[[ Exercise inputs open ]]

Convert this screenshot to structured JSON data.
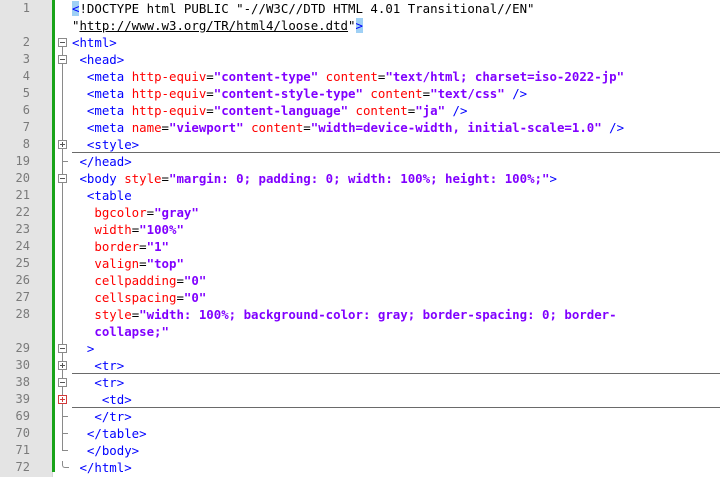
{
  "editor": {
    "lines": [
      {
        "num": "1",
        "segs": [
          {
            "c": "caret-hl t",
            "t": "<"
          },
          {
            "c": "d",
            "t": "!DOCTYPE html PUBLIC \"-//W3C//DTD HTML 4.01 Transitional//EN\""
          }
        ]
      },
      {
        "num": "",
        "segs": [
          {
            "c": "d",
            "t": "\""
          },
          {
            "c": "u",
            "t": "http://www.w3.org/TR/html4/loose.dtd"
          },
          {
            "c": "d",
            "t": "\""
          },
          {
            "c": "caret-hl t",
            "t": ">"
          }
        ]
      },
      {
        "num": "2",
        "segs": [
          {
            "c": "t",
            "t": "<html>"
          }
        ]
      },
      {
        "num": "3",
        "segs": [
          {
            "c": "t",
            "t": " <head>"
          }
        ]
      },
      {
        "num": "4",
        "segs": [
          {
            "c": "t",
            "t": "  <meta "
          },
          {
            "c": "a",
            "t": "http-equiv"
          },
          {
            "c": "d",
            "t": "="
          },
          {
            "c": "v",
            "t": "\"content-type\""
          },
          {
            "c": "a",
            "t": " content"
          },
          {
            "c": "d",
            "t": "="
          },
          {
            "c": "v",
            "t": "\"text/html; charset=iso-2022-jp\""
          }
        ]
      },
      {
        "num": "5",
        "segs": [
          {
            "c": "t",
            "t": "  <meta "
          },
          {
            "c": "a",
            "t": "http-equiv"
          },
          {
            "c": "d",
            "t": "="
          },
          {
            "c": "v",
            "t": "\"content-style-type\""
          },
          {
            "c": "a",
            "t": " content"
          },
          {
            "c": "d",
            "t": "="
          },
          {
            "c": "v",
            "t": "\"text/css\""
          },
          {
            "c": "t",
            "t": " />"
          }
        ]
      },
      {
        "num": "6",
        "segs": [
          {
            "c": "t",
            "t": "  <meta "
          },
          {
            "c": "a",
            "t": "http-equiv"
          },
          {
            "c": "d",
            "t": "="
          },
          {
            "c": "v",
            "t": "\"content-language\""
          },
          {
            "c": "a",
            "t": " content"
          },
          {
            "c": "d",
            "t": "="
          },
          {
            "c": "v",
            "t": "\"ja\""
          },
          {
            "c": "t",
            "t": " />"
          }
        ]
      },
      {
        "num": "7",
        "segs": [
          {
            "c": "t",
            "t": "  <meta "
          },
          {
            "c": "a",
            "t": "name"
          },
          {
            "c": "d",
            "t": "="
          },
          {
            "c": "v",
            "t": "\"viewport\""
          },
          {
            "c": "a",
            "t": " content"
          },
          {
            "c": "d",
            "t": "="
          },
          {
            "c": "v",
            "t": "\"width=device-width, initial-scale=1.0\""
          },
          {
            "c": "t",
            "t": " />"
          }
        ]
      },
      {
        "num": "8",
        "segs": [
          {
            "c": "t",
            "t": "  <style>"
          }
        ]
      },
      {
        "num": "19",
        "segs": [
          {
            "c": "t",
            "t": " </head>"
          }
        ]
      },
      {
        "num": "20",
        "segs": [
          {
            "c": "t",
            "t": " <body "
          },
          {
            "c": "a",
            "t": "style"
          },
          {
            "c": "d",
            "t": "="
          },
          {
            "c": "v",
            "t": "\"margin: 0; padding: 0; width: 100%; height: 100%;\""
          },
          {
            "c": "t",
            "t": ">"
          }
        ]
      },
      {
        "num": "21",
        "segs": [
          {
            "c": "t",
            "t": "  <table"
          }
        ]
      },
      {
        "num": "22",
        "segs": [
          {
            "c": "a",
            "t": "   bgcolor"
          },
          {
            "c": "d",
            "t": "="
          },
          {
            "c": "v",
            "t": "\"gray\""
          }
        ]
      },
      {
        "num": "23",
        "segs": [
          {
            "c": "a",
            "t": "   width"
          },
          {
            "c": "d",
            "t": "="
          },
          {
            "c": "v",
            "t": "\"100%\""
          }
        ]
      },
      {
        "num": "24",
        "segs": [
          {
            "c": "a",
            "t": "   border"
          },
          {
            "c": "d",
            "t": "="
          },
          {
            "c": "v",
            "t": "\"1\""
          }
        ]
      },
      {
        "num": "25",
        "segs": [
          {
            "c": "a",
            "t": "   valign"
          },
          {
            "c": "d",
            "t": "="
          },
          {
            "c": "v",
            "t": "\"top\""
          }
        ]
      },
      {
        "num": "26",
        "segs": [
          {
            "c": "a",
            "t": "   cellpadding"
          },
          {
            "c": "d",
            "t": "="
          },
          {
            "c": "v",
            "t": "\"0\""
          }
        ]
      },
      {
        "num": "27",
        "segs": [
          {
            "c": "a",
            "t": "   cellspacing"
          },
          {
            "c": "d",
            "t": "="
          },
          {
            "c": "v",
            "t": "\"0\""
          }
        ]
      },
      {
        "num": "28",
        "segs": [
          {
            "c": "a",
            "t": "   style"
          },
          {
            "c": "d",
            "t": "="
          },
          {
            "c": "v",
            "t": "\"width: 100%; background-color: gray; border-spacing: 0; border-"
          }
        ]
      },
      {
        "num": "",
        "segs": [
          {
            "c": "v",
            "t": "   collapse;\""
          }
        ]
      },
      {
        "num": "29",
        "segs": [
          {
            "c": "t",
            "t": "  >"
          }
        ]
      },
      {
        "num": "30",
        "segs": [
          {
            "c": "t",
            "t": "   <tr>"
          }
        ]
      },
      {
        "num": "38",
        "segs": [
          {
            "c": "t",
            "t": "   <tr>"
          }
        ]
      },
      {
        "num": "39",
        "segs": [
          {
            "c": "t",
            "t": "    <td>"
          }
        ]
      },
      {
        "num": "69",
        "segs": [
          {
            "c": "t",
            "t": "   </tr>"
          }
        ]
      },
      {
        "num": "70",
        "segs": [
          {
            "c": "t",
            "t": "  </table>"
          }
        ]
      },
      {
        "num": "71",
        "segs": [
          {
            "c": "t",
            "t": "  </body>"
          }
        ]
      },
      {
        "num": "72",
        "segs": [
          {
            "c": "t",
            "t": " </html>"
          }
        ]
      }
    ]
  },
  "colors": {
    "tag": "#0000ff",
    "attribute": "#ff0000",
    "value": "#8000ff",
    "change_bar": "#19a319",
    "gutter": "#e4e4e4",
    "brace_highlight": "#9fd0f5"
  },
  "icons": {
    "fold_expanded": "minus-box-icon",
    "fold_collapsed": "plus-box-icon"
  }
}
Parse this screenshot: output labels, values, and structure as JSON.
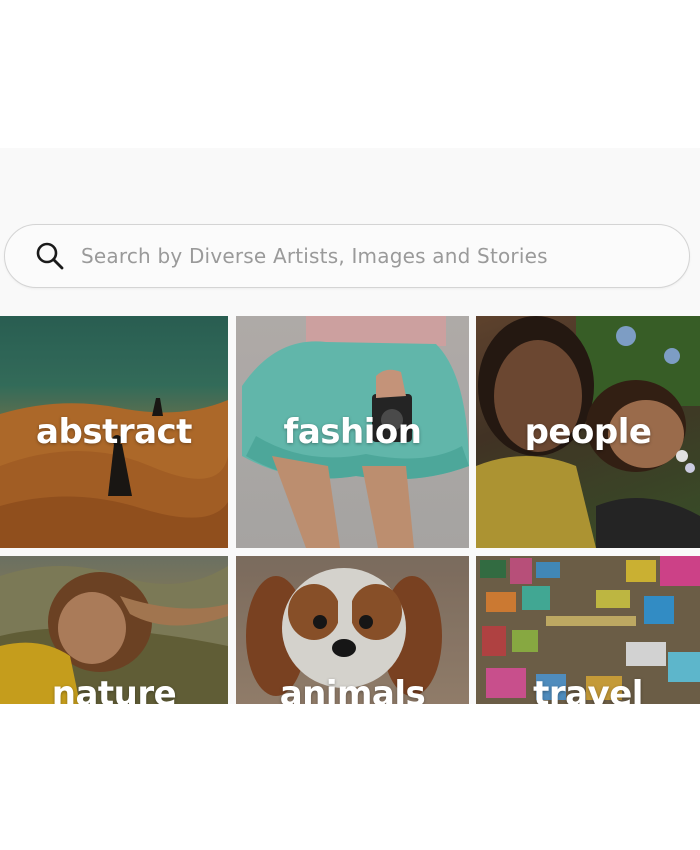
{
  "search": {
    "placeholder": "Search by Diverse Artists, Images and Stories"
  },
  "categories": [
    {
      "label": "abstract"
    },
    {
      "label": "fashion"
    },
    {
      "label": "people"
    },
    {
      "label": "nature"
    },
    {
      "label": "animals"
    },
    {
      "label": "travel"
    }
  ]
}
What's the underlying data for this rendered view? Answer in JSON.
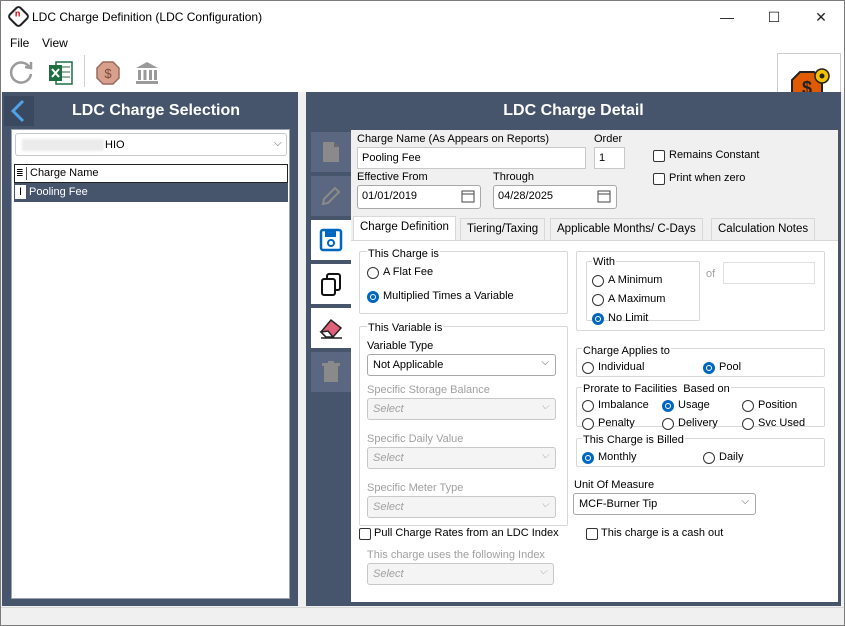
{
  "window": {
    "title": "LDC Charge Definition (LDC Configuration)",
    "minimize_glyph": "—",
    "maximize_glyph": "☐",
    "close_glyph": "✕"
  },
  "menu": [
    "File",
    "View"
  ],
  "toolbar": {
    "icons": [
      "refresh-icon",
      "excel-icon",
      "dollar-octagon-icon",
      "bank-icon"
    ],
    "badge_icon": "dollar-gear-badge-icon"
  },
  "left_panel": {
    "title": "LDC Charge Selection",
    "ldc_select_value": "HIO",
    "table": {
      "header": "Charge Name",
      "rows": [
        "Pooling Fee"
      ]
    }
  },
  "right_panel": {
    "title": "LDC Charge Detail",
    "sidebar_icons": [
      "new-document-icon",
      "edit-pencil-icon",
      "save-disk-icon",
      "copy-icon",
      "eraser-icon",
      "delete-trash-icon"
    ],
    "charge_name_label": "Charge Name (As Appears on Reports)",
    "charge_name_value": "Pooling Fee",
    "order_label": "Order",
    "order_value": "1",
    "effective_from_label": "Effective From",
    "effective_from_value": "01/01/2019",
    "through_label": "Through",
    "through_value": "04/28/2025",
    "remains_constant_label": "Remains Constant",
    "print_when_zero_label": "Print when zero",
    "tabs": [
      "Charge Definition",
      "Tiering/Taxing",
      "Applicable Months/ C-Days",
      "Calculation Notes"
    ],
    "this_charge_is": {
      "label": "This Charge is",
      "options": [
        "A Flat Fee",
        "Multiplied Times a Variable"
      ],
      "selected": "Multiplied Times a Variable"
    },
    "with": {
      "label": "With",
      "options": [
        "A Minimum",
        "A Maximum",
        "No Limit"
      ],
      "selected": "No Limit",
      "of_label": "of"
    },
    "this_variable_is": {
      "label": "This Variable is",
      "variable_type_label": "Variable Type",
      "variable_type_value": "Not Applicable",
      "storage_label": "Specific Storage Balance",
      "daily_label": "Specific Daily Value",
      "meter_label": "Specific Meter Type",
      "select_placeholder": "Select"
    },
    "charge_applies_to": {
      "label": "Charge Applies to",
      "options": [
        "Individual",
        "Pool"
      ],
      "selected": "Pool"
    },
    "prorate": {
      "label": "Prorate to Facilities  Based on",
      "options": [
        "Imbalance",
        "Usage",
        "Position",
        "Penalty",
        "Delivery",
        "Svc Used"
      ],
      "selected": "Usage"
    },
    "billed": {
      "label": "This Charge is Billed",
      "options": [
        "Monthly",
        "Daily"
      ],
      "selected": "Monthly"
    },
    "unit_of_measure_label": "Unit Of Measure",
    "unit_of_measure_value": "MCF-Burner Tip",
    "pull_rates_label": "Pull Charge Rates from an LDC Index",
    "cash_out_label": "This charge is a cash out",
    "index_label": "This charge uses the following Index",
    "index_placeholder": "Select"
  },
  "colors": {
    "panel_bg": "#46546c",
    "accent_blue": "#0067c0",
    "selected_row": "#46546c"
  }
}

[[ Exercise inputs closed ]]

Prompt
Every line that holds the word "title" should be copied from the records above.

Exercise solution
    "title": "LDC Charge Definition (LDC Configuration)",
    "title": "LDC Charge Selection",
    "title": "LDC Charge Detail",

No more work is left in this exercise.